‘Contemporary Christian music’ has now captured countless congregations of every theological hue throughout the world, though not without many a battle. As a rule the chief strategy employed by the advocates of new worship has been to reduce the entire debate to a matter of taste, style and generation.

Those who keep to the ‘old’ ways are sometimes charged with a selfish refusal to adjust to changing culture. They have even been called the Pharisees of the 21st-century church, guilty of obstructing a great forward movement of God’s people and forcing division over non-essentials. For all this, large numbers of churches throughout the world still resist the new ways, believing that great principles are at stake.

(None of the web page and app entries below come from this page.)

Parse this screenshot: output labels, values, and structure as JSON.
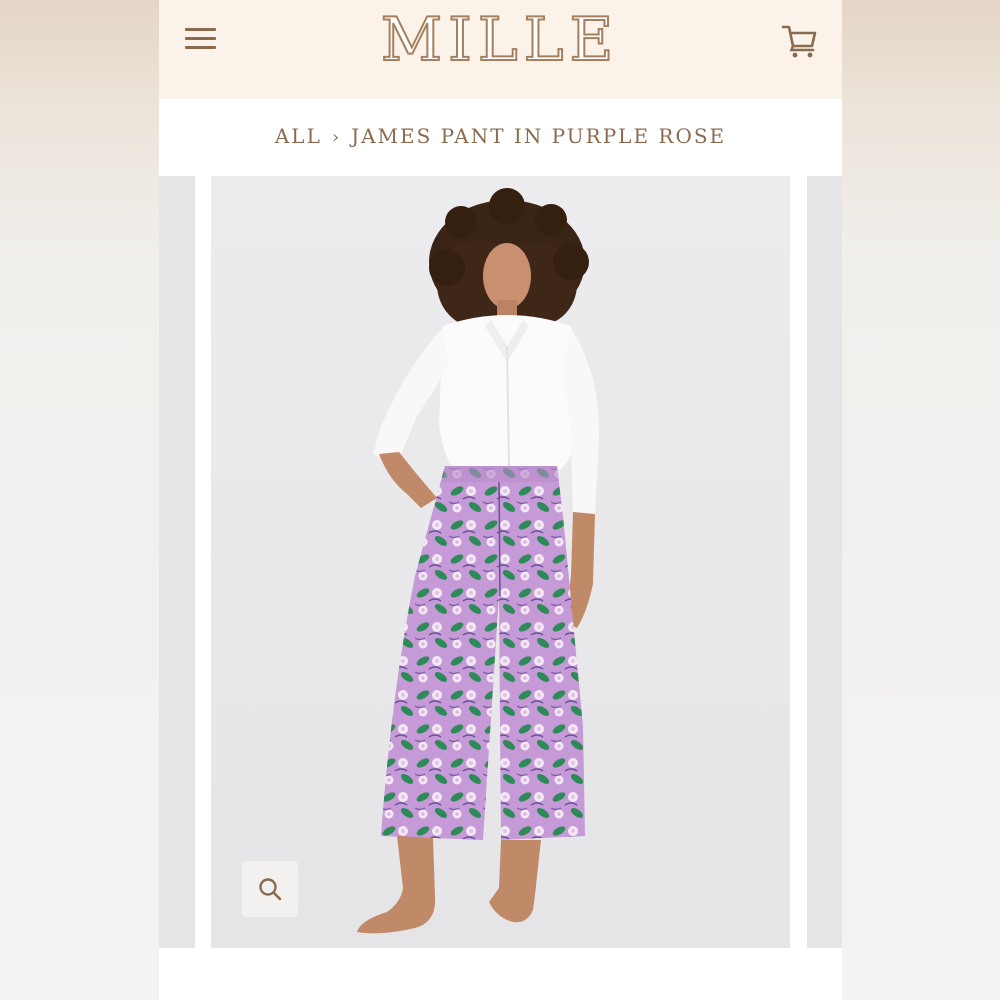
{
  "brand": {
    "name": "MILLE"
  },
  "header": {
    "menu_icon": "hamburger-menu-icon",
    "cart_icon": "shopping-cart-icon"
  },
  "breadcrumb": {
    "items": [
      "ALL",
      "JAMES PANT IN PURPLE ROSE"
    ],
    "separator": "›"
  },
  "gallery": {
    "zoom_icon": "search-icon"
  },
  "colors": {
    "header_bg": "#fbf3ea",
    "brand_brown": "#a67f5c",
    "text_brown": "#8b6a4f",
    "pant_purple": "#c79ad8",
    "pant_green": "#2f8a5a"
  }
}
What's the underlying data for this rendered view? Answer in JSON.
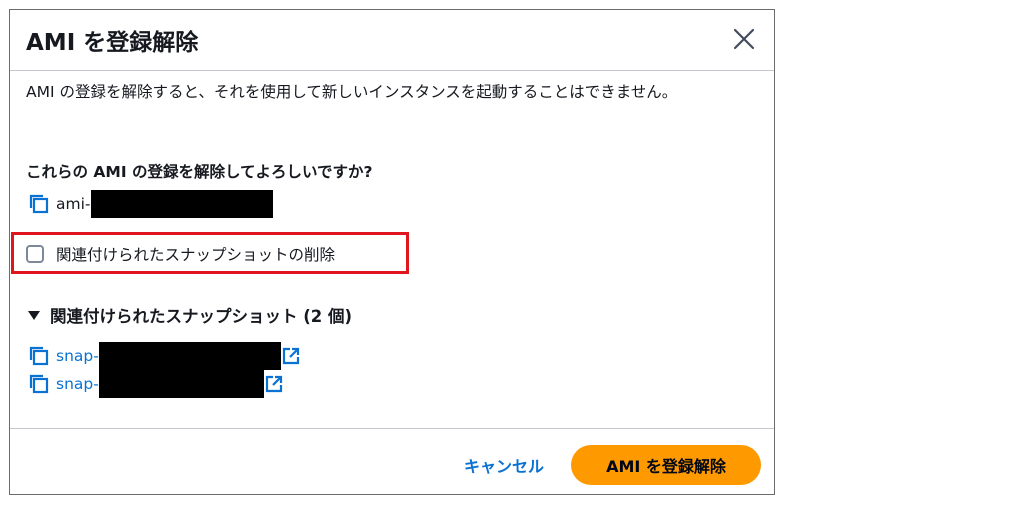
{
  "modal": {
    "title": "AMI を登録解除",
    "description": "AMI の登録を解除すると、それを使用して新しいインスタンスを起動することはできません。",
    "question": "これらの AMI の登録を解除してよろしいですか?",
    "ami_id_prefix": "ami-",
    "checkbox_label": "関連付けられたスナップショットの削除",
    "checkbox_checked": false,
    "snapshots_section": {
      "label": "関連付けられたスナップショット (2 個)",
      "expanded": true,
      "items": [
        {
          "id_prefix": "snap-"
        },
        {
          "id_prefix": "snap-"
        }
      ]
    },
    "footer": {
      "cancel_label": "キャンセル",
      "confirm_label": "AMI を登録解除"
    }
  },
  "colors": {
    "accent_link": "#0972d3",
    "primary_button": "#ff9900",
    "highlight": "#e0161f",
    "redaction": "#000000"
  },
  "icons": {
    "close": "close-icon",
    "copy": "copy-icon",
    "external_link": "external-link-icon",
    "caret": "caret-down-icon"
  }
}
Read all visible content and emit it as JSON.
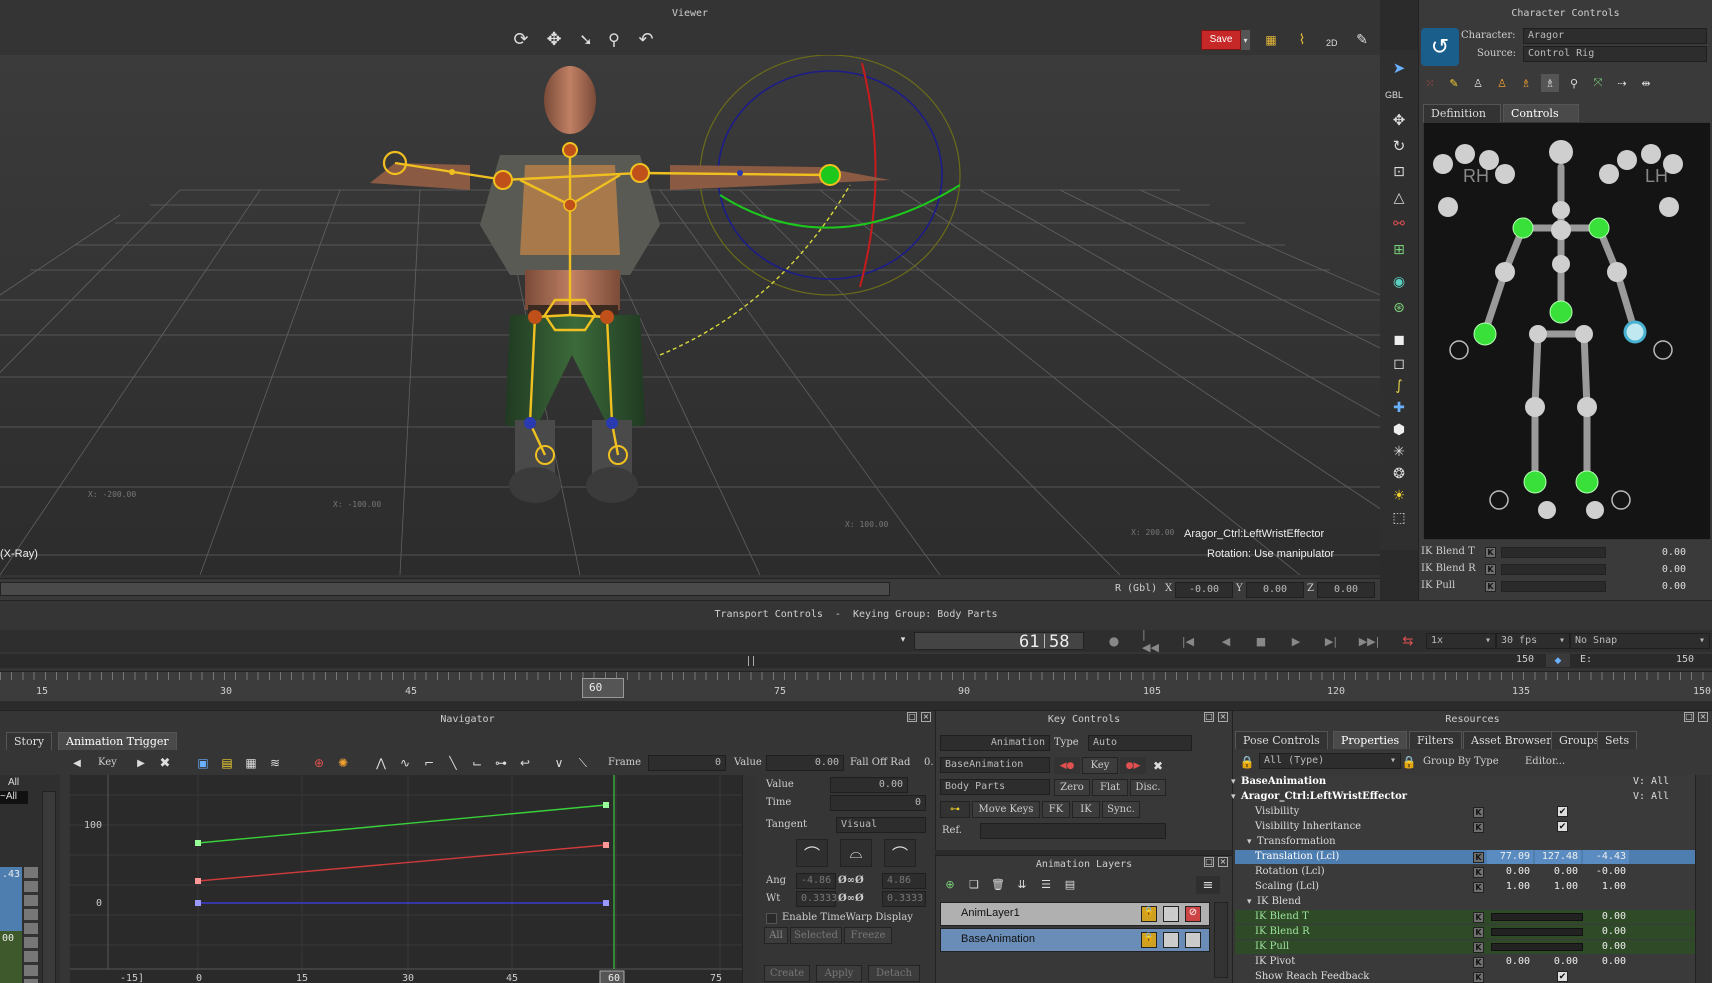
{
  "viewer": {
    "title": "Viewer",
    "save_label": "Save",
    "mode_label": "(X-Ray)",
    "selected_object": "Aragor_Ctrl:LeftWristEffector",
    "status_hint": "Rotation: Use manipulator",
    "gbl_label": "GBL",
    "twod_label": "2D",
    "rotation_readout": {
      "label": "R (Gbl)",
      "x_label": "X",
      "x": "-0.00",
      "y_label": "Y",
      "y": "0.00",
      "z_label": "Z",
      "z": "0.00"
    },
    "floor_labels": [
      "X: -200.00",
      "X: -100.00",
      "X: 100.00",
      "X: 200.00"
    ]
  },
  "character_controls": {
    "title": "Character Controls",
    "character_label": "Character:",
    "character_value": "Aragor",
    "source_label": "Source:",
    "source_value": "Control Rig",
    "tabs": [
      "Definition",
      "Controls"
    ],
    "active_tab": "Controls",
    "rh_label": "RH",
    "lh_label": "LH",
    "ik_rows": [
      {
        "label": "IK Blend T",
        "k": "K",
        "value": "0.00"
      },
      {
        "label": "IK Blend R",
        "k": "K",
        "value": "0.00"
      },
      {
        "label": "IK Pull",
        "k": "K",
        "value": "0.00"
      }
    ]
  },
  "transport": {
    "title": "Transport Controls  -  Keying Group: Body Parts",
    "frame_current": "61",
    "frame_end": "58",
    "speed": "1x",
    "fps": "30 fps",
    "snap": "No Snap",
    "end_frame": "150",
    "e_label": "E:",
    "e_value": "150",
    "ruler_ticks": [
      "15",
      "30",
      "45",
      "60",
      "75",
      "90",
      "105",
      "120",
      "135",
      "150"
    ],
    "playhead": "60"
  },
  "navigator": {
    "title": "Navigator",
    "tabs": [
      "Story",
      "Animation Trigger"
    ],
    "active_tab": "Animation Trigger",
    "key_label": "Key",
    "frame_label": "Frame",
    "frame_value": "0",
    "value_label": "Value",
    "value_value": "0.00",
    "falloff_label": "Fall Off Rad",
    "falloff_value": "0.",
    "left_list": [
      "All",
      "~All"
    ],
    "left_values": [
      ".43",
      "00"
    ],
    "y_ticks": [
      "100",
      "0"
    ],
    "x_ticks": [
      "-15]",
      "0",
      "15",
      "30",
      "45",
      "60",
      "75"
    ],
    "side": {
      "value_label": "Value",
      "value": "0.00",
      "time_label": "Time",
      "time": "0",
      "tangent_label": "Tangent",
      "tangent_value": "Visual",
      "ang_label": "Ang",
      "ang_left": "-4.86",
      "ang_right": "4.86",
      "wt_label": "Wt",
      "wt_left": "0.3333",
      "wt_right": "0.3333",
      "timewarp_label": "Enable TimeWarp Display",
      "filter_buttons": [
        "All",
        "Selected",
        "Freeze"
      ],
      "action_buttons": [
        "Create",
        "Apply",
        "Detach"
      ]
    }
  },
  "key_controls": {
    "title": "Key Controls",
    "animation_label": "Animation",
    "type_label": "Type",
    "type_value": "Auto",
    "take_value": "BaseAnimation",
    "key_label": "Key",
    "group_value": "Body Parts",
    "buttons_row1": [
      "Zero",
      "Flat",
      "Disc."
    ],
    "move_keys_label": "Move Keys",
    "buttons_row2": [
      "FK",
      "IK",
      "Sync."
    ],
    "ref_label": "Ref."
  },
  "anim_layers": {
    "title": "Animation Layers",
    "layers": [
      {
        "name": "AnimLayer1",
        "selected": false
      },
      {
        "name": "BaseAnimation",
        "selected": true
      }
    ]
  },
  "resources": {
    "title": "Resources",
    "tabs": [
      "Pose Controls",
      "Properties",
      "Filters",
      "Asset Browser",
      "Groups",
      "Sets"
    ],
    "active_tab": "Properties",
    "filter_value": "All (Type)",
    "group_by_label": "Group By Type",
    "editor_label": "Editor...",
    "rows": [
      {
        "label": "BaseAnimation",
        "right": "V: All",
        "kind": "header"
      },
      {
        "label": "Aragor_Ctrl:LeftWristEffector",
        "right": "V: All",
        "kind": "header"
      },
      {
        "label": "Visibility",
        "kind": "check"
      },
      {
        "label": "Visibility Inheritance",
        "kind": "check"
      },
      {
        "label": "Transformation",
        "kind": "group"
      },
      {
        "label": "Translation (Lcl)",
        "kind": "vec",
        "v1": "77.09",
        "v2": "127.48",
        "v3": "-4.43",
        "selected": true
      },
      {
        "label": "Rotation (Lcl)",
        "kind": "vec",
        "v1": "0.00",
        "v2": "0.00",
        "v3": "-0.00"
      },
      {
        "label": "Scaling (Lcl)",
        "kind": "vec",
        "v1": "1.00",
        "v2": "1.00",
        "v3": "1.00"
      },
      {
        "label": "IK Blend",
        "kind": "group"
      },
      {
        "label": "IK Blend T",
        "kind": "slider",
        "v": "0.00",
        "green": true
      },
      {
        "label": "IK Blend R",
        "kind": "slider",
        "v": "0.00",
        "green": true
      },
      {
        "label": "IK Pull",
        "kind": "slider",
        "v": "0.00",
        "green": true
      },
      {
        "label": "IK Pivot",
        "kind": "vec",
        "v1": "0.00",
        "v2": "0.00",
        "v3": "0.00"
      },
      {
        "label": "Show Reach Feedback",
        "kind": "check"
      }
    ],
    "k_label": "K"
  }
}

The trouble with the rhetoric of those advocating new worship is that they seem not to recognise, let alone discuss, historic, biblical principles of worship. It is as if there is nothing much about worship in the Bible. It is as if the Reformation never reformed worship back to the Scriptures. It is as though the bedrock definitions held over centuries have become invisible and non-existent. Where have these priceless and vital principles gone? Why are they hardly ever discussed? Do the advocates of new worship wilfully avoid them, or are they genuinely unaware of them? Certainly, it is an astonishing scene to find them passed over so easily.

The sixty-plus generation of believers remember that these principles were still being taught in their youth, but not any more. New definitions of worship have appeared which would never have been accepted as recently as fifty years ago – definitions which smash down the central principles of evangelical, Protestant Christian worship, taking us back to medieval and Catholic thinking. We will begin by identifying three major deviations from biblical standards (as recovered at the Reformation) typical of the entire modern worship movement. A fourth serious deviation appears in chapter 12.

Churches that have adopted modern worship songs and music to only a limited degree must take account of the deeply significant errors which govern the writers and composers of the new genre, most of whom embrace a shallow theology and hold ecumenical objectives.